Example Scenarios

In this scenario below, let’s concentrate on what’s happening with Activities B and D. Both activities have a Finish-to-Start relationship with Activity A, meaning neither can start until Activity A is completed. However, the successor path for Activity B and D are slightly different which in turn gives different results for their Total Float and Free Float values.

Figure 1: Initial Project Scenario

 

Scenario 1: Activity B Delayed 1 Day

Activity B has a Free Float of 0 days, which means that if Activity B starts even one day late (i.e. starts on Day 7 instead of Day 6), it will delay the start of its successor Activity C by one day (i.e. Activity C will start beginning of Day 12 instead of Day 11).

  • Notice that it doesn’t affect the end date of the project.

Figure 2:  Scenario 1 – Activity B Delayed 1 Day

 

Scenario 2: Activity B Delayed 7 Days

Activity B has a Total Float value of 5 days and is scheduled to be completed for the end of Day 10.

  • If Activity B was delayed more than the total float of 5 days, say for instance it completed 7 days late (i.e., Activity B finished end of day 17 instead of day 10), then it will have a cascade affect and delay the successor activities along its float path and ultimately delay the project finish date by 2 days as well.
  • Notice that the Activity path of BàCàE becomes critical giving the project -2 days Total Float.

Figure 3:  Scenario 2 – Activity B Delayed 7 Days

 

Scenario 3: Activity D Delayed 5 Days

Activity D has a Free Float of 5 days. This means that Activity D has a range of 5 days that it can start without actually affecting the start of its successor Activity E (i.e., Activity D can start anytime between Day 6 to Day 11 without affecting Activity E’s planned start date of Day 16).

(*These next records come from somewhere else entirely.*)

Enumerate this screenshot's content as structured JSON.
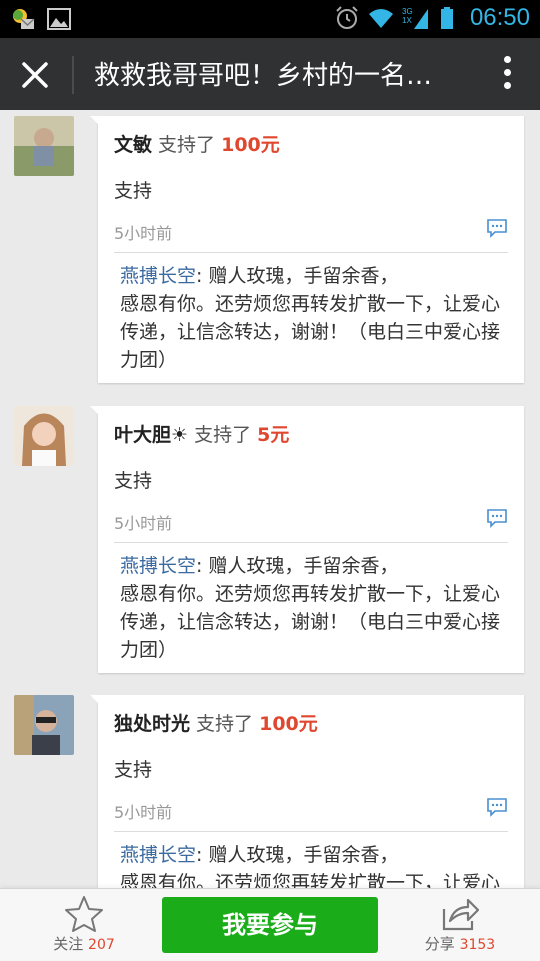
{
  "status_bar": {
    "time": "06:50",
    "network": "3G",
    "network_sub": "1X",
    "icons": [
      "weather-mail-icon",
      "gallery-icon",
      "alarm-icon",
      "wifi-icon",
      "signal-icon",
      "battery-icon"
    ]
  },
  "navbar": {
    "title": "救救我哥哥吧！乡村的一名…",
    "close_icon": "close-icon",
    "more_icon": "more-vert-icon"
  },
  "supporters": [
    {
      "name": "文敏",
      "action": " 支持了 ",
      "amount": "100元",
      "message": "支持",
      "time": "5小时前",
      "reply_name": "燕搏长空",
      "reply_text": ": 赠人玫瑰，手留余香，\n感恩有你。还劳烦您再转发扩散一下，让爱心传递，让信念转达，谢谢！（电白三中爱心接力团）"
    },
    {
      "name": "叶大胆☀",
      "action": " 支持了 ",
      "amount": "5元",
      "message": "支持",
      "time": "5小时前",
      "reply_name": "燕搏长空",
      "reply_text": ": 赠人玫瑰，手留余香，\n感恩有你。还劳烦您再转发扩散一下，让爱心传递，让信念转达，谢谢！（电白三中爱心接力团）"
    },
    {
      "name": "独处时光",
      "action": " 支持了 ",
      "amount": "100元",
      "message": "支持",
      "time": "5小时前",
      "reply_name": "燕搏长空",
      "reply_text": ": 赠人玫瑰，手留余香，\n感恩有你。还劳烦您再转发扩散一下，让爱心传递，让信念转达，谢谢！（电白三中爱心接力团）"
    }
  ],
  "bottom_bar": {
    "follow_label": "关注",
    "follow_count": "207",
    "join_label": "我要参与",
    "share_label": "分享",
    "share_count": "3153"
  },
  "colors": {
    "accent_green": "#1aad19",
    "amount_red": "#e0472f",
    "reply_name_blue": "#3b6aa0",
    "navbar_bg": "#2f3133",
    "status_blue": "#33b5e5"
  }
}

  • Activity D has a Total Float of 10 days. The Total Float and Free Float have a difference of 5 days. Even if Activity D was delayed 8 days (i.e., start on Day 13), it will delay the start of Activity E by 3 days (i.e., start on Day 19), but it won’t affect the end date of the project.

Figure 4:  Scenario 3 – Activity D Delayed 5 Days

 

Scenario 4: Activity D Delayed 14 Days

If the start of Activity D was delayed more than the Total Float value of 10 days, then it will push back the end date of the project.

  • Activity D was planned to start on Day 6 but if it delays by 14 days and starts on Day 20, then it will cause Activity E’s start date to be delayed to Day 25 and finish on end of Day 29.
  • This means the project’s finish date is the end of Day 29 (i.e., Total Float=-4d, 4 days late).

Figure 5:  Scenario 4 – Activity D Delayed 14 Days

 

These 4 scenarios show how the Free Float and Total Float are different for an activity and how a change in that activity’s start date will have a cascade effect on its successor activities and project end date. Just remember Free Float is the range an activity can ‘float’ around without affecting any of its successor activities and Total Float is the range it can ‘float’ around without affecting the project’s scheduled end date.

Posted in Primavera, Scheduling